That strikes me as a very odd way to think about acting. Though it is consistent - he sees acting as the portrayal of a character, as what is represented. Not as material, so to speak. It's a different approach to art to see the signifier, the material, as having artistic importance, as carrying as much function as the meaning of what is on screen. But - I think you are bound to run into trouble sooner or later if you dismiss the signifier... it might lead you to declare Ulysses overrated.... a result, again, of reducing a work of art to its story, ignoring the means by which it is told.

3 comments:

Joseph B. said...

I consider myself kinda lucky. Living in the suburbs of Dallas provides me with two theaters within 5-10 minutes... a 24 screen Cinemark multiplex and the more indie Angelika Center that usually has balls and shows the pop cultury fare (i.e. 500 Days of Summer) mixed with challenging more works- no repertory though. Between those two, my tastes are pretty much satisfied.

Moviezzz said...

I've pretty much given up on my art theatres out here. Each one is at least a 45 minute drive with horrible sound and projection. DVD is so much better.

I have a 16 screen mall multiplex 15 minutes from me with perfect sound and projection. It may only show the A list (sometimes it gets a B list or two) films, but at least it is better than my home TV.

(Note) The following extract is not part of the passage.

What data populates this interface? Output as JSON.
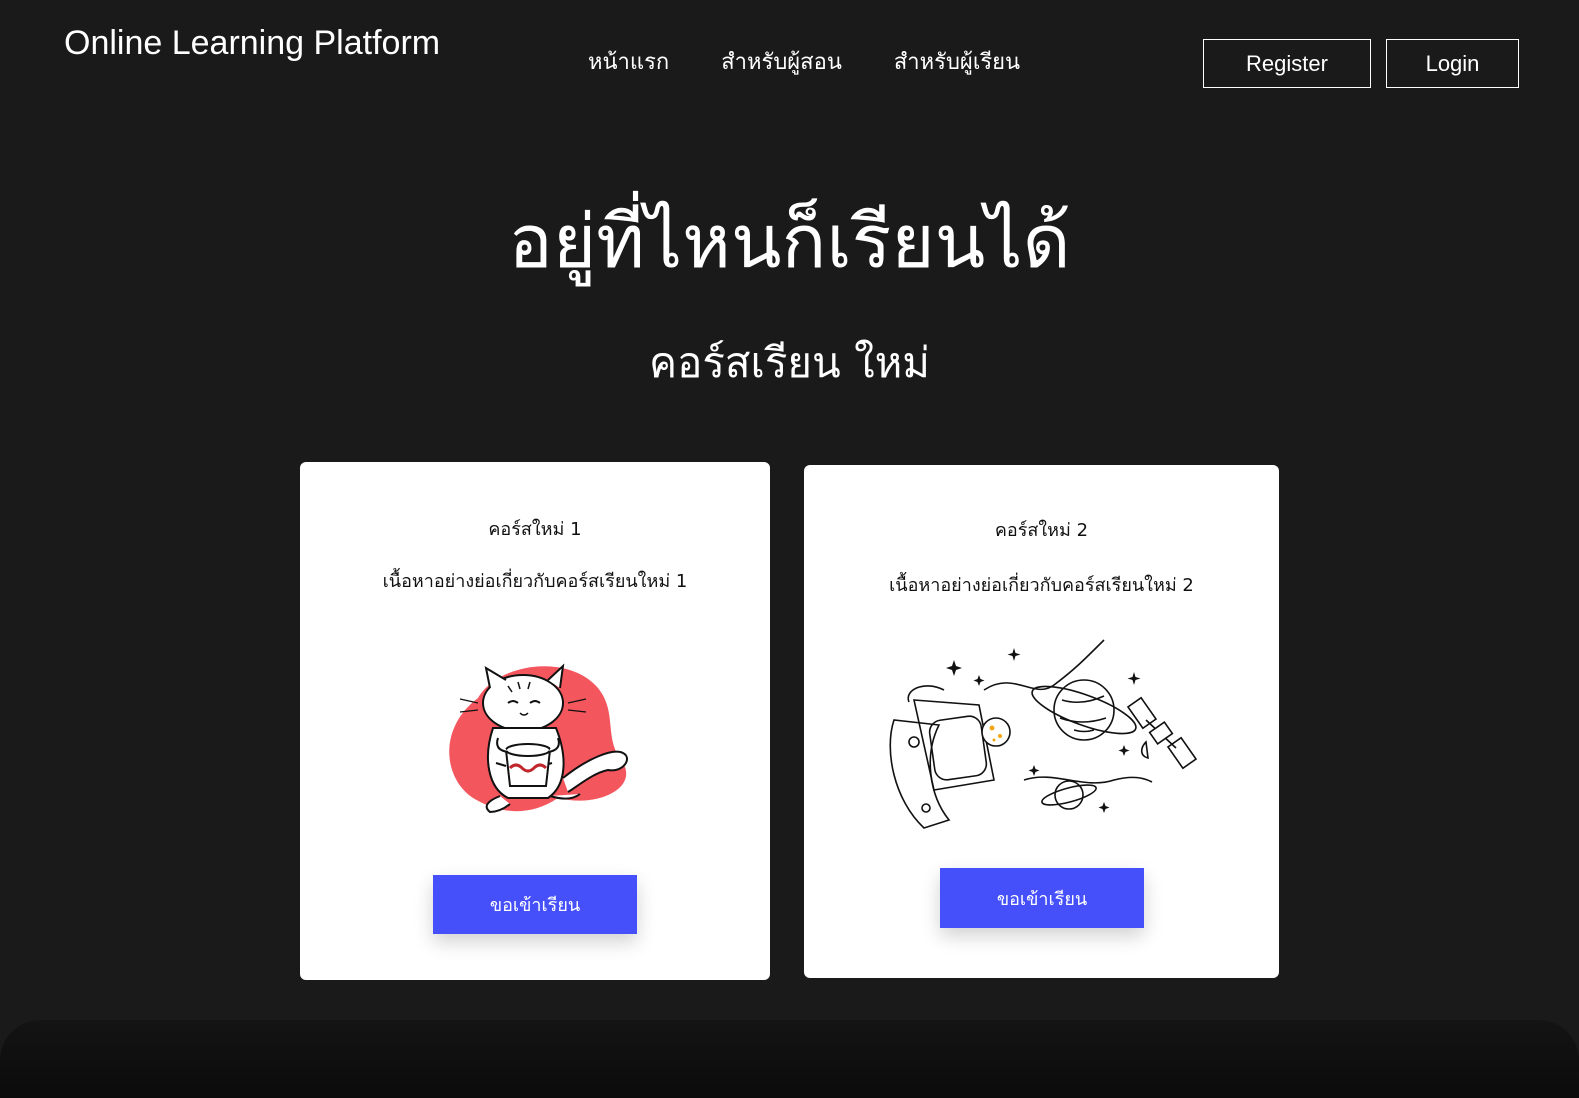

As for the link to that story, is he serious? Dubbing better than subtitles? That doesn't make sense. You lose all the background sound by dubbing. It isn't a case of just hiring stage actors to read the dialogue, as he states.

That said, I've always liked the dubbed version of Z better than the subtitled. I wish Criterion was including it on their upcoming DVD.

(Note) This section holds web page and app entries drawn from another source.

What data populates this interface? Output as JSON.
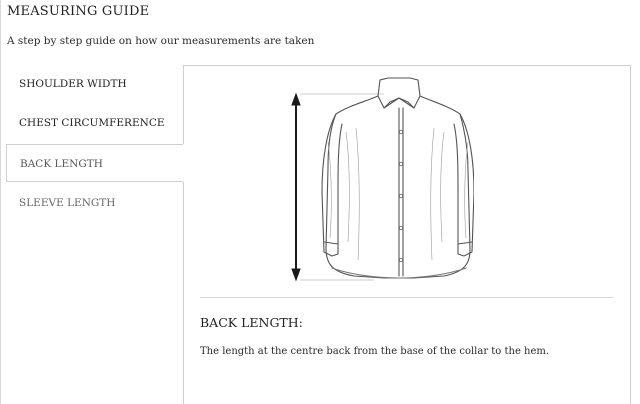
{
  "header": {
    "title": "MEASURING GUIDE",
    "subtitle": "A step by step guide on how our measurements are taken"
  },
  "tabs": [
    {
      "label": "SHOULDER WIDTH",
      "active": false
    },
    {
      "label": "CHEST CIRCUMFERENCE",
      "active": false
    },
    {
      "label": "BACK LENGTH",
      "active": true
    },
    {
      "label": "SLEEVE LENGTH",
      "active": false
    }
  ],
  "detail": {
    "title": "BACK LENGTH:",
    "description": "The length at the centre back from the base of the collar to the hem.",
    "illustration": "shirt-back-length-illustration"
  },
  "colors": {
    "text": "#222222",
    "border": "#cfcfcf",
    "divider": "#d8d8d8",
    "background": "#ffffff"
  }
}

weepingsam said...

I have to say something about time - a 45 minute drive seems pretty awful to me - but I don't think twice about a 45 minute walk. When I lived more in the burbs, a half hour 45 minutes on the subway was a nuisance, but nothing onerous. Probably has something to do with what you can do with your brain when you're walking or riding a train instead of driving...

I've mentioned this before - but the Boston area art houses are first rate - the Kendall was the first "modern" multiplex in town (nice seats, good screens, etc.) - Somerville, Harvard and the Coolidge still have the best single rooms in town, those big, old fashioned theater spaces... getting another one, that sounds just as impressive, is a treat.

As for the link - yeah, he's serious - he complains about lack of dubbing in every review of a foreign film he writes... I admit, sometimes it's reasonable enough - there are whole chunks of films shot silent and dubbed from the start - Italian, Hong Kong, quite a few French, German, etc. films - some of them without a lot of care in the dubs. Even high end Italian films tend to sound pretty drab... But the general principal - if may not matter whether you hear an English or German version of Fitzcarraldo, but an English dub of Kaspar Hauser would be an abomination.